“This is an important transaction for Shell, accelerating the delivery of our strategy for shareholders. The result will be a more competitive, stronger company for both sets of shareholders in today’s volatile oil price world,” said Jorma Ollila, Chairman of Shell in a statement.
“BG shareholders will receive significant value through the premium being offered for their shares. They will become shareholders in Shell, accessing an attractive dividend policy, a share in the significant synergies and the compelling upside and enhanced operating capability of the combined group.”
Andrew Gould, Chairman of BG said Shell’s offer represented an excellent opportunity for BG shareholders, providing them with an attractive premium and a substantial cash return.
“BG has a strong portfolio of operations including growth assets in Australia and Brazil and a highly competitive LNG business, as well as an enviable track record of exploration success. The BG Board remains confident in BG’s long-term prospects under the leadership of Helge Lund,” Mr Gould said.
“Shell’s offer, however, allows us to accelerate and de-risk the delivery of this value. The structure of the offer will provide BG shareholders with an attractive premium and a substantial cash return as well as enabling them, if they wish, to participate in the benefits of the combination through the share component. For these reasons, the BG Board recommends the offer.”
The deal, subject to shareholder and regulatory approval, will give Shell access to a number of oil and gas reserves, most notably in Brazil and Australia, where the company will gain control over BG’s recently completed Curtis LNG terminal in Queensland and use the infrastructure to exploit the massive LNG reserves in the state.

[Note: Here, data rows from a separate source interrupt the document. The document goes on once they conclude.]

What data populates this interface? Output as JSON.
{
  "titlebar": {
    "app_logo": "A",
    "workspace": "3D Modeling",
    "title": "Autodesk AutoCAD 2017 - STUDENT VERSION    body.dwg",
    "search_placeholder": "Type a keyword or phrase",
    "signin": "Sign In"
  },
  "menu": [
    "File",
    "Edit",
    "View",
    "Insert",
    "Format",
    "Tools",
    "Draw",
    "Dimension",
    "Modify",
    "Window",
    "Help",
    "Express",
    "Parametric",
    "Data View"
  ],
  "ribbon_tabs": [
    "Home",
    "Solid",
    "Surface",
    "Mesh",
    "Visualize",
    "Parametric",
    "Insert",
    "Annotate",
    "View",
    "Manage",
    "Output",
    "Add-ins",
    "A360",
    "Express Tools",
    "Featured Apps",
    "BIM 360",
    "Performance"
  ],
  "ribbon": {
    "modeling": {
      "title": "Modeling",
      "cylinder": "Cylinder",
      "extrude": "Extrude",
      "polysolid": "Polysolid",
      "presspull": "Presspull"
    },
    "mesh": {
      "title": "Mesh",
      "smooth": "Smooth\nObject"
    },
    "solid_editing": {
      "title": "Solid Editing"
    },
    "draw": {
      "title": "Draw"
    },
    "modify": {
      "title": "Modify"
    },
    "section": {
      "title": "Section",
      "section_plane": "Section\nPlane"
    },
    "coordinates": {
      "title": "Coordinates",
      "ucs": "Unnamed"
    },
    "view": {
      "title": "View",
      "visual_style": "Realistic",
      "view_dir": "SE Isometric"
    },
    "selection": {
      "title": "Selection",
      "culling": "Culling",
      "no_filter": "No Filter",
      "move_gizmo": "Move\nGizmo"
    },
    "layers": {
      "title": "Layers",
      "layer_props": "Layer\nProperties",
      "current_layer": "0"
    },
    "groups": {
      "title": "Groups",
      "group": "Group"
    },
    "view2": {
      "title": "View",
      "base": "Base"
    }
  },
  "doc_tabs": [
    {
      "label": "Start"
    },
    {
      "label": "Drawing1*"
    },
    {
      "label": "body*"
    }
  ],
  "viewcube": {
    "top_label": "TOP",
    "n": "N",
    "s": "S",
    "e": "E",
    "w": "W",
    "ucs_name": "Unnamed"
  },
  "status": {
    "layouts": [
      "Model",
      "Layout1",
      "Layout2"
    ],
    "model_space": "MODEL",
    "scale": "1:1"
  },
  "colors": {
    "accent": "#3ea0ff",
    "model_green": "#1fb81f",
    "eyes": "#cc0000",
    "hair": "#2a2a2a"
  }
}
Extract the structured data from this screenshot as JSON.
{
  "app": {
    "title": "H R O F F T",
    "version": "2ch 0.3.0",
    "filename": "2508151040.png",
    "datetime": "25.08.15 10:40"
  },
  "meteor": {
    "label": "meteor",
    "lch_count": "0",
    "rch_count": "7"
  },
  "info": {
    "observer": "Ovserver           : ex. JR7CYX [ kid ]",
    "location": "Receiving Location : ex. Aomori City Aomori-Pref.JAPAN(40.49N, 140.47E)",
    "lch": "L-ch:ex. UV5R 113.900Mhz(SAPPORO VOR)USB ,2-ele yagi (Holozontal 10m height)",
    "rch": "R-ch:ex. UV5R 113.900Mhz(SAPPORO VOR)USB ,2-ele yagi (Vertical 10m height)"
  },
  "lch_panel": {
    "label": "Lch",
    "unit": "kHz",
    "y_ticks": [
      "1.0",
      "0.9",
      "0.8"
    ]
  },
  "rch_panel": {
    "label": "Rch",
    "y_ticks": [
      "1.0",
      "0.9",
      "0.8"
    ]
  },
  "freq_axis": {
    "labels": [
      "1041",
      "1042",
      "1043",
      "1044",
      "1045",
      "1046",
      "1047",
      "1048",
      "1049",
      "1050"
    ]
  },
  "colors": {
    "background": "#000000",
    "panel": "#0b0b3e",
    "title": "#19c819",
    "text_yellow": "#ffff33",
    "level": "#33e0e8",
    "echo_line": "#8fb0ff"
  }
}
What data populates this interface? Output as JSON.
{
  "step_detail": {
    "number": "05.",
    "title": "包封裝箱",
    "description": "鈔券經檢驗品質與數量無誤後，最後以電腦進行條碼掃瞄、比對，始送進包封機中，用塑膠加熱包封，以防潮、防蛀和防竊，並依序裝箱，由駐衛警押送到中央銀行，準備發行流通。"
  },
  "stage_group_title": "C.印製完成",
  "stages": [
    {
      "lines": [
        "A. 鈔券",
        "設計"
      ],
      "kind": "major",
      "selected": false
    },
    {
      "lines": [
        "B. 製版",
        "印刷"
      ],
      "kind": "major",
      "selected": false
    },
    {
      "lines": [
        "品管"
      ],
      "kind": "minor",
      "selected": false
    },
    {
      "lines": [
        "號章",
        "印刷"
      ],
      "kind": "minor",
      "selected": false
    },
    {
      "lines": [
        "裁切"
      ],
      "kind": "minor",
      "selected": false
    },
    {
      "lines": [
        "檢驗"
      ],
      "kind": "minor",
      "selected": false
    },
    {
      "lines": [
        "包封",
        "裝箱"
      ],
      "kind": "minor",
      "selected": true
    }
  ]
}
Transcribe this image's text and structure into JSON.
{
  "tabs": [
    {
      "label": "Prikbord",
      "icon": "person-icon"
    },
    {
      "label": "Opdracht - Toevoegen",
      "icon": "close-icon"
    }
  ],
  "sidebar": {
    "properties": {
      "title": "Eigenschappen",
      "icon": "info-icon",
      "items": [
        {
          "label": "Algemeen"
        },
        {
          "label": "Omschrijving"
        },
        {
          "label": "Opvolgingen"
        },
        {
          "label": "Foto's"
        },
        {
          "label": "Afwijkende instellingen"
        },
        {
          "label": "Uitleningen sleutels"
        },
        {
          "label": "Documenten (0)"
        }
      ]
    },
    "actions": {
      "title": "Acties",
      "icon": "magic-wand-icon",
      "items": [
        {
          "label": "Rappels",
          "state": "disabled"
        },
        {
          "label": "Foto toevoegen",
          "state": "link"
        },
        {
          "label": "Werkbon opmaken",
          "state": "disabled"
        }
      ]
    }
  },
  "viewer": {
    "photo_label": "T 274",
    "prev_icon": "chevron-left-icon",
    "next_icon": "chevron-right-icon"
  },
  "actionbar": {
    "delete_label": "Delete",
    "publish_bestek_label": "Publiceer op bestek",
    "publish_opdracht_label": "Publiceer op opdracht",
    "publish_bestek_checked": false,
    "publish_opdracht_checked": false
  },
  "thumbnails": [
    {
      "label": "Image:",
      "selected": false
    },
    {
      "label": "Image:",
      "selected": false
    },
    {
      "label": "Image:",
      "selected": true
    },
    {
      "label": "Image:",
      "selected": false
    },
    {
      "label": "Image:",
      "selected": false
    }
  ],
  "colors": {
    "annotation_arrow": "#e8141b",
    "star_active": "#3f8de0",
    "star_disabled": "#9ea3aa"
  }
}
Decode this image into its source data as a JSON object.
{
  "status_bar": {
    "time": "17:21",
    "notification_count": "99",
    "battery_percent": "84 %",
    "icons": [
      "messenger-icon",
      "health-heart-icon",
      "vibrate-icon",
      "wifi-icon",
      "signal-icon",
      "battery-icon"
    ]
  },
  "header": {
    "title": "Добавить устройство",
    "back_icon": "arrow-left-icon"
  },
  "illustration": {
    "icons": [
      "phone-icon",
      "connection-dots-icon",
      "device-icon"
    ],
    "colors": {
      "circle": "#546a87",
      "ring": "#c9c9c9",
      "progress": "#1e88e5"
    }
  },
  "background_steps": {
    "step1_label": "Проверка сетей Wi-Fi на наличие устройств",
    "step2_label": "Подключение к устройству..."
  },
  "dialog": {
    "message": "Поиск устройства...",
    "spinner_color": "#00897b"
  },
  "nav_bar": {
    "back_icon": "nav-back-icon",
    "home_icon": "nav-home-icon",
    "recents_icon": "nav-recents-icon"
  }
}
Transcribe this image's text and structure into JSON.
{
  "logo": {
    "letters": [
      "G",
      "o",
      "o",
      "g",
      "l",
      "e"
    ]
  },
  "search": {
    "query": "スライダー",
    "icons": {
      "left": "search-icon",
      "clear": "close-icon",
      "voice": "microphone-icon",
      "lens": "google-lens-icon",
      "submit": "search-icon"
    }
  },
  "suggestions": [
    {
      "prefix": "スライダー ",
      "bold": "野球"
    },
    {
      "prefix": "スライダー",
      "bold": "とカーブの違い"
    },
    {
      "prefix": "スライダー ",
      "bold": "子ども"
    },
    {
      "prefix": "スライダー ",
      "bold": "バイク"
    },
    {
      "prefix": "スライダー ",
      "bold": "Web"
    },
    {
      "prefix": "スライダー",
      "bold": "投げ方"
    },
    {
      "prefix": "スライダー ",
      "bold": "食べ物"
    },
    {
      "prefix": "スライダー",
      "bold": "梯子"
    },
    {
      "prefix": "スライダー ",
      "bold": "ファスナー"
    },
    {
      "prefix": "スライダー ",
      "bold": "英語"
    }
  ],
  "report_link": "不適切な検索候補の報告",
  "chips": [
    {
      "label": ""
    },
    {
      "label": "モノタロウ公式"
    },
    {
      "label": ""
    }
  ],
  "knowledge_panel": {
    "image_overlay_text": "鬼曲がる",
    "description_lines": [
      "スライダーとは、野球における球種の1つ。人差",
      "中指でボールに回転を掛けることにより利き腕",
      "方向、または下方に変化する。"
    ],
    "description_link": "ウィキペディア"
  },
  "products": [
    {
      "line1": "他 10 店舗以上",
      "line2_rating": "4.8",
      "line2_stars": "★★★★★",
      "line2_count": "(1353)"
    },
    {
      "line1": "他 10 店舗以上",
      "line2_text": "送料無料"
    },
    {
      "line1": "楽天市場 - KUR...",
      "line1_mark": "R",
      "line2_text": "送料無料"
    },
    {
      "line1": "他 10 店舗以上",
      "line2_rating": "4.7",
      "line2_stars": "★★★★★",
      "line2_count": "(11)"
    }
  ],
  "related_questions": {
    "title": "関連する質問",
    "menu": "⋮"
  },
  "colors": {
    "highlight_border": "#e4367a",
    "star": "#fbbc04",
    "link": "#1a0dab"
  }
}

The deal will also mark the reversal of Shell’s recent policy in Australia, which saw the company sell its Geelong refinery to Viva Energy in 2014 for $2.4 billion and reduce its stake in Woodside Petroleum and the Wheatstone LNG joint venture in the same year.